The Wall Street Model is Officially Dead
Posted by Larry Doyle on June 16, 2009 11:49 AM |
Dear friends, family, countrymen,
We are gathered here today to lay to rest a business model which revolutionized our financial industry. I have fond memories and knew the legendary “originate to distribute” well. In fact, I welcomed the opportunity to share the background and development of this model last November 12th, in writing “The Wall Street Model Is Broken….and Won’t Soon be Fixed.”
Regrettably, those charged with nurturing and protecting this model, in turn, cannibalized it. As such, today we officially gather to bury it. Tomorrow, President Obama will announce new guidelines and oversight for a new securitization model on Wall Street. The Financial Times provides a uniquely balanced perspective on this new model, Treasury Plans Strict Rules for Securitization:
The US Treasury is planning a sweeping overhaul of securitisation markets with tough new rules designed to restore confidence by reducing the incentive for lenders to originate bad loans and flip them on to investors.
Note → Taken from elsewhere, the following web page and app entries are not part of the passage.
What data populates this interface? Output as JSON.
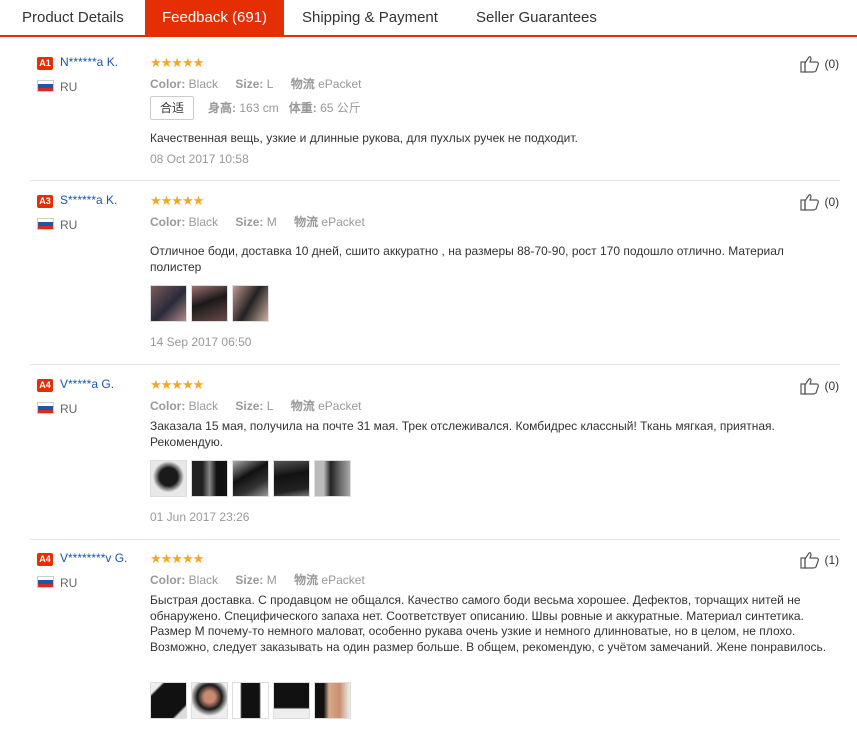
{
  "tabs": [
    {
      "label": "Product Details",
      "active": false
    },
    {
      "label": "Feedback (691)",
      "active": true
    },
    {
      "label": "Shipping & Payment",
      "active": false
    },
    {
      "label": "Seller Guarantees",
      "active": false
    }
  ],
  "attr_keys": {
    "color": "Color:",
    "size": "Size:",
    "ship": "物流",
    "fit": "合适",
    "height": "身高:",
    "weight": "体重:"
  },
  "country_flag_colors": [
    "#ffffff",
    "#1c57a7",
    "#d52b1e"
  ],
  "star_rating": 5,
  "reviews": [
    {
      "level": "A1",
      "name": "N******a K.",
      "country": "RU",
      "stars": "★★★★★",
      "color": "Black",
      "size": "L",
      "ship": "ePacket",
      "height": "163 cm",
      "weight": "65 公斤",
      "text": "Качественная вещь, узкие и длинные рукова, для пухлых ручек не подходит.",
      "date": "08 Oct 2017 10:58",
      "helpful": "(0)"
    },
    {
      "level": "A3",
      "name": "S******a K.",
      "country": "RU",
      "stars": "★★★★★",
      "color": "Black",
      "size": "M",
      "ship": "ePacket",
      "text": "Отличное боди, доставка 10 дней, сшито аккуратно , на размеры 88-70-90, рост 170 подошло отлично. Материал полистер",
      "photos": 3,
      "date": "14 Sep 2017 06:50",
      "helpful": "(0)"
    },
    {
      "level": "A4",
      "name": "V*****a G.",
      "country": "RU",
      "stars": "★★★★★",
      "color": "Black",
      "size": "L",
      "ship": "ePacket",
      "text": "Заказала 15 мая, получила на почте 31 мая. Трек отслеживался. Комбидрес классный! Ткань мягкая, приятная. Рекомендую.",
      "photos": 5,
      "date": "01 Jun 2017 23:26",
      "helpful": "(0)"
    },
    {
      "level": "A4",
      "name": "V********v G.",
      "country": "RU",
      "stars": "★★★★★",
      "color": "Black",
      "size": "M",
      "ship": "ePacket",
      "text": "Быстрая доставка. С продавцом не общался. Качество самого боди весьма хорошее. Дефектов, торчащих нитей не обнаружено. Специфического запаха нет. Соответствует описанию. Швы ровные и аккуратные. Материал синтетика. Размер М почему-то немного маловат, особенно рукава очень узкие и немного длинноватые, но в целом, не плохо. Возможно, следует заказывать на один размер больше. В общем, рекомендую, с учётом замечаний. Жене понравилось.",
      "photos": 5,
      "helpful": "(1)"
    }
  ]
}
The authorities plan to force lenders to retain part of the credit risk of the loans that are bundled into securities and to end the gain-on-sale accounting rules that helped spur the boom of the markets at the heart of the financial crisis.
Sounds like a very good idea. Clearly the model needed to be ‘reborn’ given the massive abuses and fraud which were promulgated under the prior model. Recall that the prior model, also designated as the “shadow banking system,” embodied 40-45% of the total credit injected into our economy. Can we raise a strong, disciplined, and well behaved “model” to replace that void? I have serious questions.
As we assess the potential for the “new securitization model,” we need to understand how the “prior model” grew so large. Well, not unlike the abusive practices employed by professional athletes with steroids, our “old model” also cut a number of corners. In so doing, the “old model” mispriced the true risks of a wide array of loans originated over a period of years.
The “new model” will look to address the proper pricing of risks in loans. How will it accomplish this proper pricing?
1. The “new model” will require banks/originators to maintain an equity stake in the loan. What does that mean? It means that the bank/originator must maintain a degree of exposure to the performance of the loan. As such, the originator will have to set aside capital reserves against that exposure. Please remember this point as I will return to the cost of this capital reserve.
2. The “new model” will require rating agencies reviewing the credit quality of the loans to be much more diligent in the process. The rating agencies will have to allow investors an opportunity to review their credit review process. The rating agencies will also be required to develop a new means of generating revenue than the inherent conflict embedded in the system in which issuers paid for credit ratings.
What does all this mean? The rating agencies will be under a microscope and much more culpable. Revenues will not be generated purely based on volume. As liabilities for rating agencies increase, their due diligence will need to increase as well. This increased dilgence will be passed along to borrowers. I will return to this point as well.
3. The “new model” will also require the banks/originators to change the accounting methodology for the sale of these loans. The banks/originators will no longer be allowed to book all of the income up front. That accounting practice, known as “gain on sale,” will change to an “accrual” based accounting method in which the banks/originators book income as the loan is paid off over time. This change will also impact banks/originators by forcing them to maintain greater capital reserves while not recognizing income as quickly.
In summary, I embrace the principles embodied in each of these points. That said, each change will increase the costs associated with the origination of loans. Who will absorb those costs? Originators? No way. Investors? No way. Rating agencies? No way. Borrowers? Way!!
Interest rates will move higher on the underlying loans under this model. They may very well move so high that the banks will not even want to sell the loans, but rather retain them for their own portfolio.
This entry was posted on Tuesday, June 16th, 2009 at 11:49 AM and is filed under General. You can follow any responses to this entry through the RSS 2.0 feed. You can leave a response, or trackback from your own site.